I never thought Democrats would be able to force Republicans to hold a vote on Judge Garland this year, at least not before the election. But from the beginning I suspected that their refusal to do so would likely cost them the Senate. Not that the public would or will necessarily rise up and toss out the Republicans over the Supreme Court, certainly not for Garland himself. But as I explained earlier, the refusal to do what really everyone understands is a basic job responsibility of Senators is potentially lethal politically for Republican senators in blue states who are only barely holding on in a presidential election year in any case. The key thing is that that this ‘not doing your job’ argument is most powerful with loosely politicized voters with minimal partisan attachments – precisely the people, the relatively few people, who are genuinely up for grabs in these kinds of elections.

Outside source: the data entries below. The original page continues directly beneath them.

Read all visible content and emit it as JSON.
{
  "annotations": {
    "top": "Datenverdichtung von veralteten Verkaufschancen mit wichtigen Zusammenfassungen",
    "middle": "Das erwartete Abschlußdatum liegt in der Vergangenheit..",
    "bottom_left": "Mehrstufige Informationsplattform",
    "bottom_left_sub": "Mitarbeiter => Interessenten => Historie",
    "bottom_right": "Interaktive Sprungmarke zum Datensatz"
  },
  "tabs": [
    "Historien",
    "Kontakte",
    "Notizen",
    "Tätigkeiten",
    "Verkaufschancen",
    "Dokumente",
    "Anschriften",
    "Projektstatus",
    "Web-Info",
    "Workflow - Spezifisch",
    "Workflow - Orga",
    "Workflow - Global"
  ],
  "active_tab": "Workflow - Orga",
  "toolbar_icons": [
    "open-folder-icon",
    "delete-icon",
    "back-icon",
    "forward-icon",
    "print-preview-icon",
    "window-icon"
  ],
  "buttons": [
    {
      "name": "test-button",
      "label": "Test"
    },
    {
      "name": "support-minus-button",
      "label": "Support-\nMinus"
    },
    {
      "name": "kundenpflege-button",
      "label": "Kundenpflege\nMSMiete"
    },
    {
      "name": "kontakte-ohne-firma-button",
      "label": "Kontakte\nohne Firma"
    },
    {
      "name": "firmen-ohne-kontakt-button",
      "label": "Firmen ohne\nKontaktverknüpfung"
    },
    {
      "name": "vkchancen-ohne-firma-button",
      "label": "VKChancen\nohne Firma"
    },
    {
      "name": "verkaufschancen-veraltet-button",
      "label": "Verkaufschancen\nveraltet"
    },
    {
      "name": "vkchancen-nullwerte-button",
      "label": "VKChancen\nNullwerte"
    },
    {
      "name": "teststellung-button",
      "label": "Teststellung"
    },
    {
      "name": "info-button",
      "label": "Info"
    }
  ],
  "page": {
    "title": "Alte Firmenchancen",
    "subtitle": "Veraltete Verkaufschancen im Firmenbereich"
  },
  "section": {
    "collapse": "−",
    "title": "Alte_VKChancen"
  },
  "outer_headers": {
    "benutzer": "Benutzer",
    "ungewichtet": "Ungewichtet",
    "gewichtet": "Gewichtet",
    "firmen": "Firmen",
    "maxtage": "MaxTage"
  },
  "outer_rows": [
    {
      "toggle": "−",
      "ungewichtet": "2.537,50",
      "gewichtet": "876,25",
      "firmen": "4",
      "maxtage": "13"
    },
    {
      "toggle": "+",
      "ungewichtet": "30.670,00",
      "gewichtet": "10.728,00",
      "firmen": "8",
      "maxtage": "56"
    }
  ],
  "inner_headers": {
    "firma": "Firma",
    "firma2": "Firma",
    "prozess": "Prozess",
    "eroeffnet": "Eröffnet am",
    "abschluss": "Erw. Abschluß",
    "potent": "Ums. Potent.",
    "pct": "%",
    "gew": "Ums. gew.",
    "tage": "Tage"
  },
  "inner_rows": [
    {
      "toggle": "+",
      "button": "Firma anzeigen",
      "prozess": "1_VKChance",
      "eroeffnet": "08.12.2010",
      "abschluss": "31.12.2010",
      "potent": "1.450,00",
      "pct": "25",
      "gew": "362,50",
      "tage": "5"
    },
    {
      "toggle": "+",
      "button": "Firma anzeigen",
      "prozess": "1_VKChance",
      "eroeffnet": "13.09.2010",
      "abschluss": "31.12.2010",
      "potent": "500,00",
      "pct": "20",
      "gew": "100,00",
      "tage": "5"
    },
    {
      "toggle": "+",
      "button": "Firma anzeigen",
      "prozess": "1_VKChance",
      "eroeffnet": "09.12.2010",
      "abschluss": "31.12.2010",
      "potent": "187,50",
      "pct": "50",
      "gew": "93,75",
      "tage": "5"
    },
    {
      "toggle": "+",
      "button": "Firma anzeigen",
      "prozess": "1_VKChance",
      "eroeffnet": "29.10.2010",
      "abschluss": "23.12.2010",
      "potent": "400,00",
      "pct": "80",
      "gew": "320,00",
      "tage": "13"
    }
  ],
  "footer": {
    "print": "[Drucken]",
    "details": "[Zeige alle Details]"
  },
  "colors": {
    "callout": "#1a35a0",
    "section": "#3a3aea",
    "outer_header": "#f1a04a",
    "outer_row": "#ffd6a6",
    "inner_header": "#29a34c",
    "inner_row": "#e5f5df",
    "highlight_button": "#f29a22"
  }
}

But Trump’s all but certain nomination adds an important new twist.
The likelihood of Trump’s nomination was there for anyone to see in February when Republicans committed to this position. Now that it’s all but a certainly it casts the these swing states senate races in a much grimmer light for the incumbents.
Assuming Clinton v Trump plays out anything like what now seems likely, Trump is likely to lose and lose big in these states. These senators need to do everything they can to localize these elections and portray themselves as independent players in Washington politics. That’s always the plan when you’re tacking against a strong headwind like this.
My read is that the SCOTUS blockade largely blocks off that route for this election. It’s really hard to cast yourself as ‘independent’, representing your state rather than a national political party, when you are not only doing something that is obviously and even explicitly for the national political party, but when you are obviously being damaged politically for doing so. So the fact that it’s damaging and obviously damaging makes it even more damaging, if that makes sense. If you’re willing to endanger your own reelection to avoid bucking your DC team, you’re pretty obviously not independent at all.
It’s sort of like chess when you have to move to avoid one attack only to realize that the places to move to are also under attack. I’m not saying there are no options. I’m not saying it’s checkmate or – to extend the chess metaphor – that the piece is lost in the case of a lesser piece. But put these two things – Trump and Garland – together and the logical move is pretty close to blocked.